But whomever thought these numbers were alarming is about to get shocked by the latest trend in the NFT world: on-chain Bitcoin NFTs. In an on-chain NFT the underlying data (e.g. an image) is posted directly to the blockchain, whereas NFTs previously typically only posted a reference to certain data (hosted by a third party) on top of the blockchain itself. This idea can be criticized in many ways, as it does not take much imagination to see how problematic this could become if illegal content is made available on a public “immutable” blockchain, but it also leads to record-breaking carbon footprints.
On February 1, 2023, Bitcoin mining company Luxor mined the largest block ever, containing nearly 4MB of data (which is the maximum amount of data that can be put into any Bitcoin block). The reason the size of this block peaked was the addition of an on-chain NFT based on the “magic internet money” meme, which took almost all of the available space.
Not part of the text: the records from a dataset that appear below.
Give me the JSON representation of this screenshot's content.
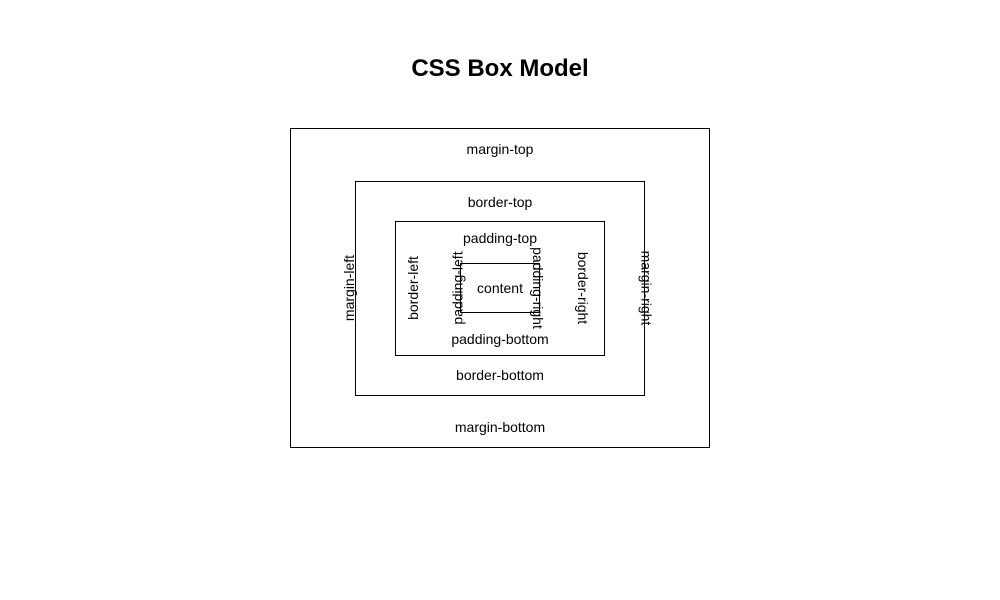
{
  "title": "CSS Box Model",
  "layers": {
    "margin": {
      "top": "margin-top",
      "right": "margin-right",
      "bottom": "margin-bottom",
      "left": "margin-left"
    },
    "border": {
      "top": "border-top",
      "right": "border-right",
      "bottom": "border-bottom",
      "left": "border-left"
    },
    "padding": {
      "top": "padding-top",
      "right": "padding-right",
      "bottom": "padding-bottom",
      "left": "padding-left"
    },
    "content": "content"
  }
}
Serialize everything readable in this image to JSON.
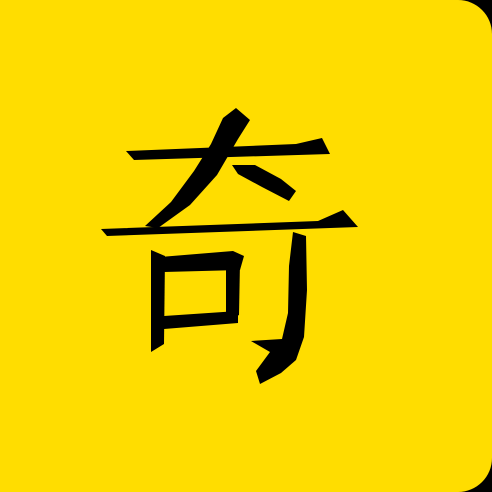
{
  "logo": {
    "character": "奇",
    "colors": {
      "background": "#FFDD00",
      "glyph": "#000000",
      "edge": "#000000"
    }
  }
}
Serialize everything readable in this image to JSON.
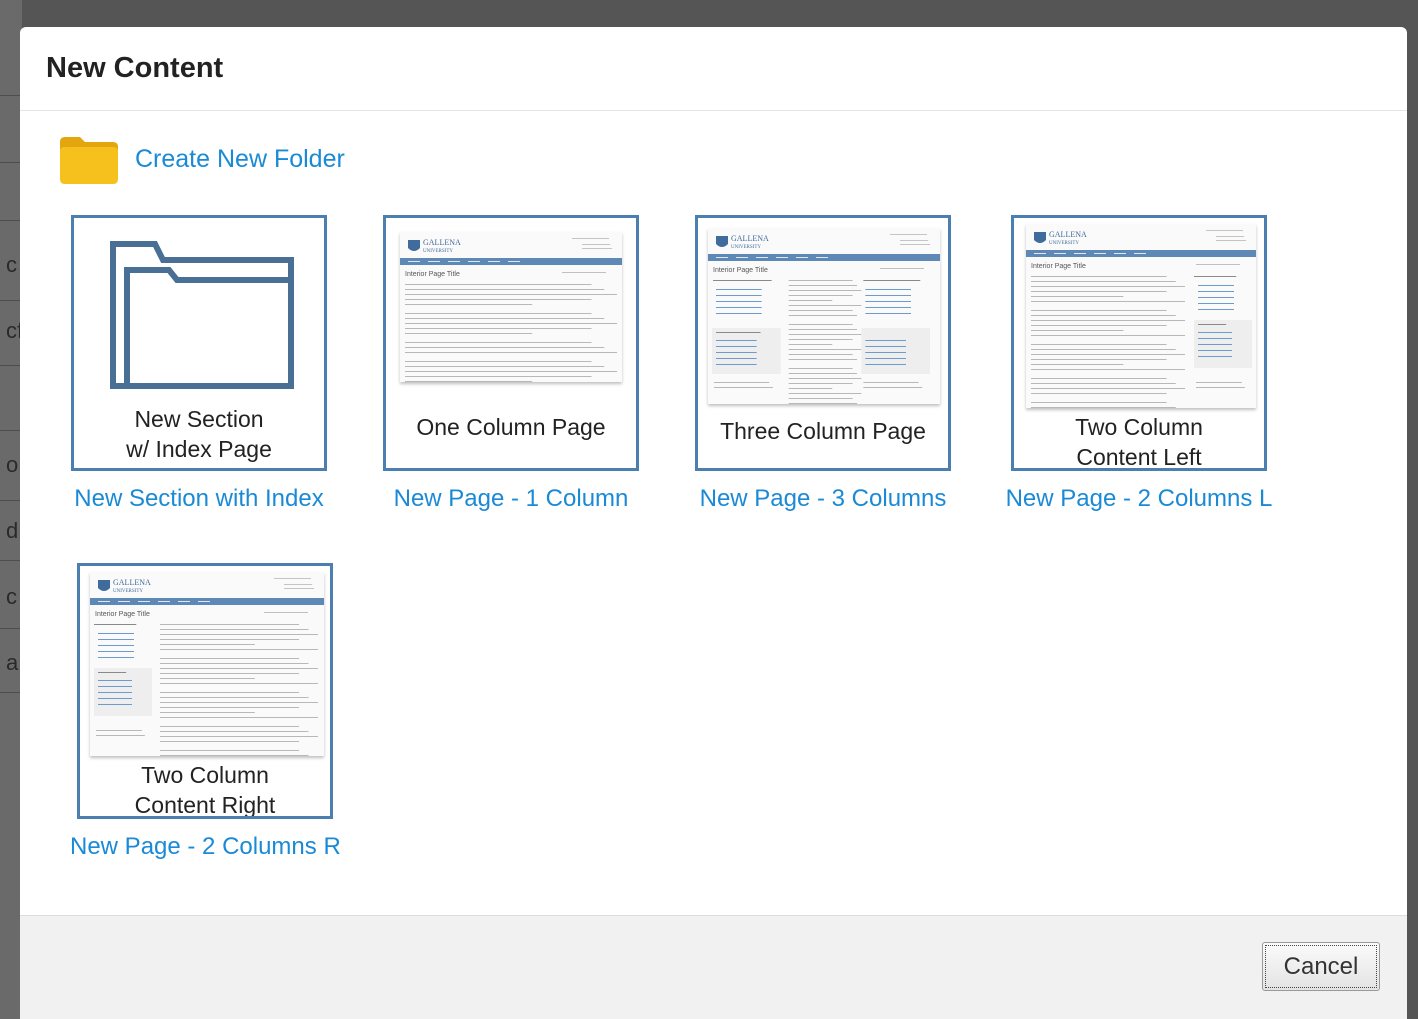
{
  "background": {
    "partial_letters": [
      "c",
      "cf",
      "o",
      "d",
      "c",
      "a"
    ]
  },
  "dialog": {
    "title": "New Content",
    "create_folder_label": "Create New Folder",
    "templates": [
      {
        "caption_lines": [
          "New Section",
          "w/ Index Page"
        ],
        "link": "New Section with Index",
        "preview": "folder-icon"
      },
      {
        "caption_lines": [
          "One Column Page"
        ],
        "link": "New Page - 1 Column",
        "preview": "one-column"
      },
      {
        "caption_lines": [
          "Three Column Page"
        ],
        "link": "New Page - 3 Columns",
        "preview": "three-column"
      },
      {
        "caption_lines": [
          "Two Column",
          "Content Left"
        ],
        "link": "New Page - 2 Columns L",
        "preview": "two-column-left"
      },
      {
        "caption_lines": [
          "Two Column",
          "Content Right"
        ],
        "link": "New Page - 2 Columns R",
        "preview": "two-column-right"
      }
    ],
    "preview_page": {
      "logo_line1": "GALLENA",
      "logo_line2": "UNIVERSITY",
      "page_title": "Interior Page Title"
    },
    "cancel_label": "Cancel"
  },
  "colors": {
    "link": "#1a8ad6",
    "thumb_border": "#4a7fb0",
    "folder_yellow": "#f7c11d"
  }
}
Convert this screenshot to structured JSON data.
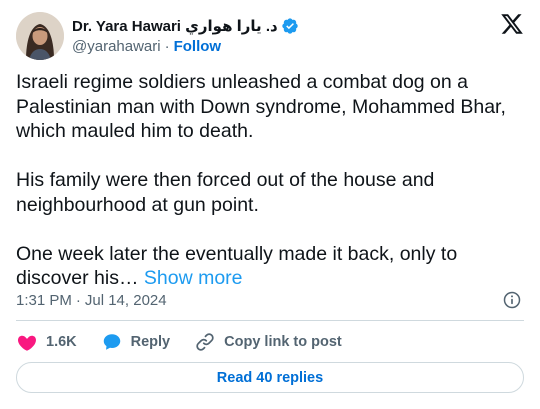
{
  "author": {
    "display_name": "Dr. Yara Hawari د. يارا هواري",
    "handle": "@yarahawari",
    "separator": "·",
    "follow_label": "Follow"
  },
  "tweet": {
    "text": "Israeli regime soldiers unleashed a combat dog on a Palestinian man with Down syndrome, Mohammed Bhar, which mauled him to death.\n\nHis family were then forced out of the house and neighbourhood at gun point.\n\nOne week later the eventually made it back, only to discover his… ",
    "show_more_label": "Show more"
  },
  "meta": {
    "time": "1:31 PM",
    "separator": "·",
    "date": "Jul 14, 2024"
  },
  "actions": {
    "like_count": "1.6K",
    "reply_label": "Reply",
    "copy_link_label": "Copy link to post"
  },
  "replies_button": {
    "label": "Read 40 replies"
  },
  "icons": {
    "verified": "verified-badge-icon",
    "x_logo": "x-logo-icon",
    "info": "info-icon",
    "like": "heart-icon",
    "reply": "speech-bubble-icon",
    "copy_link": "link-icon"
  },
  "colors": {
    "accent": "#1d9bf0",
    "follow": "#006fd6",
    "like": "#f91880",
    "secondary_text": "#536471",
    "border": "#cfd9de"
  }
}
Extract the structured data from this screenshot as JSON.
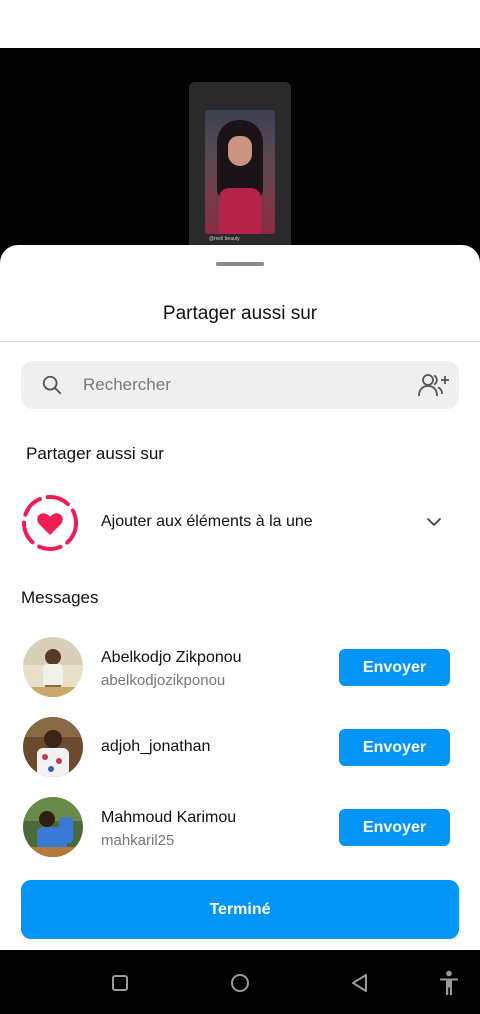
{
  "preview": {
    "caption": "@meli beauty"
  },
  "sheet": {
    "title": "Partager aussi sur"
  },
  "search": {
    "placeholder": "Rechercher",
    "icon": "search-icon",
    "add_icon": "add-people-icon"
  },
  "share_section": {
    "label": "Partager aussi sur",
    "highlight_label": "Ajouter aux éléments à la une",
    "highlight_icon": "heart-highlight-icon",
    "accent": "#ee1d52"
  },
  "messages": {
    "label": "Messages",
    "contacts": [
      {
        "name": "Abelkodjo Zikponou",
        "username": "abelkodjozikponou",
        "button": "Envoyer"
      },
      {
        "name": "adjoh_jonathan",
        "username": "",
        "button": "Envoyer"
      },
      {
        "name": "Mahmoud Karimou",
        "username": "mahkaril25",
        "button": "Envoyer"
      }
    ]
  },
  "done_button": "Terminé",
  "colors": {
    "primary": "#0095f6",
    "highlight": "#ee1d52"
  },
  "nav": {
    "icons": [
      "recents-icon",
      "home-icon",
      "back-icon",
      "accessibility-icon"
    ]
  }
}
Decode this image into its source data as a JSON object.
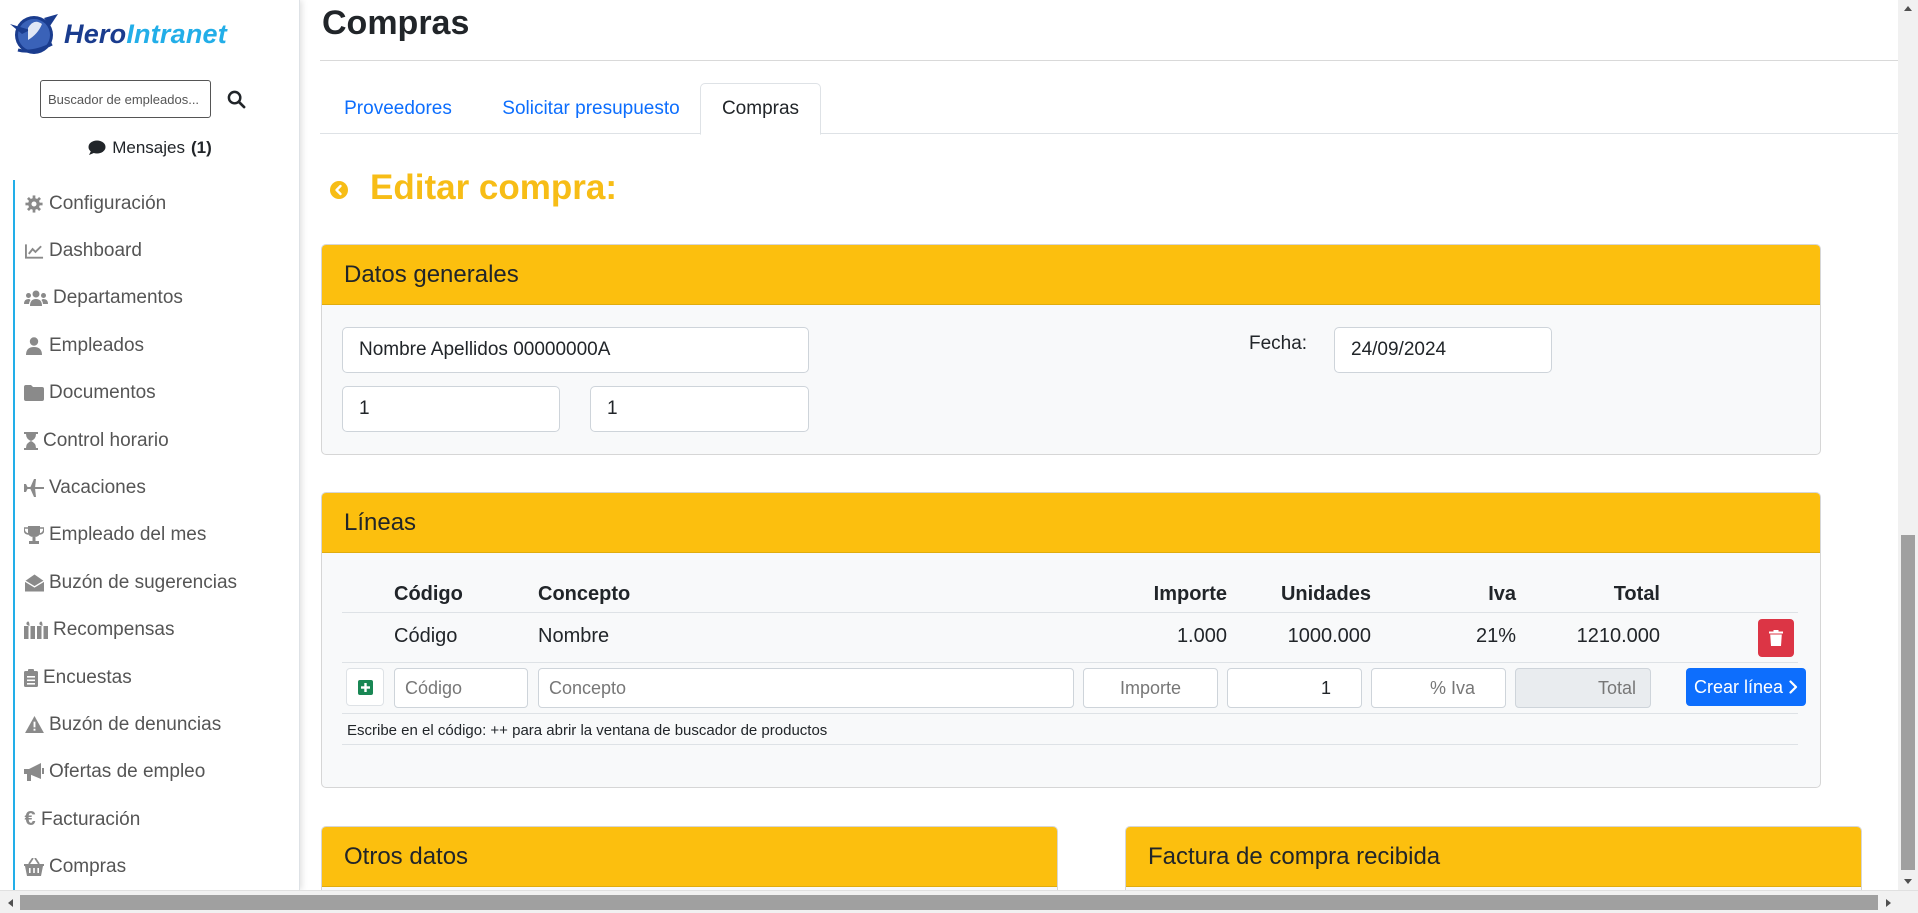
{
  "brand": {
    "part1": "Hero",
    "part2": "Intranet"
  },
  "sidebar": {
    "search_placeholder": "Buscador de empleados...",
    "messages_label": "Mensajes",
    "messages_count": "(1)",
    "items": [
      {
        "label": "Configuración",
        "icon": "gear-icon"
      },
      {
        "label": "Dashboard",
        "icon": "chart-line-icon"
      },
      {
        "label": "Departamentos",
        "icon": "users-icon"
      },
      {
        "label": "Empleados",
        "icon": "user-icon"
      },
      {
        "label": "Documentos",
        "icon": "folder-icon"
      },
      {
        "label": "Control horario",
        "icon": "hourglass-icon"
      },
      {
        "label": "Vacaciones",
        "icon": "plane-icon"
      },
      {
        "label": "Empleado del mes",
        "icon": "trophy-icon"
      },
      {
        "label": "Buzón de sugerencias",
        "icon": "envelope-open-icon"
      },
      {
        "label": "Recompensas",
        "icon": "gift-icon"
      },
      {
        "label": "Encuestas",
        "icon": "clipboard-list-icon"
      },
      {
        "label": "Buzón de denuncias",
        "icon": "warning-icon"
      },
      {
        "label": "Ofertas de empleo",
        "icon": "bullhorn-icon"
      },
      {
        "label": "Facturación",
        "icon": "euro-icon"
      },
      {
        "label": "Compras",
        "icon": "basket-icon"
      }
    ]
  },
  "main": {
    "page_title": "Compras",
    "tabs": [
      {
        "label": "Proveedores",
        "active": false
      },
      {
        "label": "Solicitar presupuesto",
        "active": false
      },
      {
        "label": "Compras",
        "active": true
      }
    ],
    "edit_title": "Editar compra:",
    "general": {
      "header": "Datos generales",
      "provider_value": "Nombre Apellidos 00000000A",
      "date_label": "Fecha:",
      "date_value": "24/09/2024",
      "field_a": "1",
      "field_b": "1"
    },
    "lines": {
      "header": "Líneas",
      "columns": {
        "code": "Código",
        "concept": "Concepto",
        "amount": "Importe",
        "units": "Unidades",
        "vat": "Iva",
        "total": "Total"
      },
      "rows": [
        {
          "code": "Código",
          "concept": "Nombre",
          "amount": "1.000",
          "units": "1000.000",
          "vat": "21%",
          "total": "1210.000"
        }
      ],
      "new_line": {
        "code_placeholder": "Código",
        "concept_placeholder": "Concepto",
        "amount_placeholder": "Importe",
        "units_value": "1",
        "vat_placeholder": "% Iva",
        "total_placeholder": "Total",
        "create_label": "Crear línea"
      },
      "hint": "Escribe en el código: ++ para abrir la ventana de buscador de productos"
    },
    "other_header": "Otros datos",
    "invoice_header": "Factura de compra recibida"
  },
  "colors": {
    "accent": "#fcbf0e",
    "title": "#f7bd16",
    "link": "#0d6efd",
    "danger": "#dc3545",
    "success": "#198754"
  }
}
At the same time, this also means that the carbon footprint of this NFT is almost equivalent to the carbon footprint of a newly created Bitcoin block. With the power demand of the Bitcoin network estimated at 9.55 or even 12.58 GW, the average electricity consumed to create a block ranges from 1.59 to 2.10 GWh. With an average carbon intensity of 557.76 gCO2/kWh of electricity consumed by the Bitcoin network, this translates to a carbon footprint of 887 to 1171 metric tons of CO2. This carbon footprint would be equivalent to the per passenger carbon footprint of a flight from New York to Tokyo and back, 466-616 times, or the carbon footprint of an average U.S. household over a period of 23 to 31 years.
In the meanwhile the Bitcoin community also seems split about the latest innovation, though not for environmental reasons. The addition of image-data to the blockchain might reduce the available block space for monetary transactions. The same block that held the mentioned on-chain NFT was comprised of only 63 transactions in total, as there was no more room for additional data. Given that Bitcoin blocks are generated only once every 10 minutes on average, this comes down to just one processed transaction every ~10 seconds, which is a serious reduction of Bitcoin’s already low transaction processing capacity (just three to seven transactions per second). The community may have to sacrifice some of Bitcoin’s supposed censorship-resistance to tackle this issue. As long as nothing changes a new record-breaking NFT carbon footprint is likely to appear soon, as the overall power demand of the Bitcoin network has been on the rise along with the recent recovery of the Bitcoin price.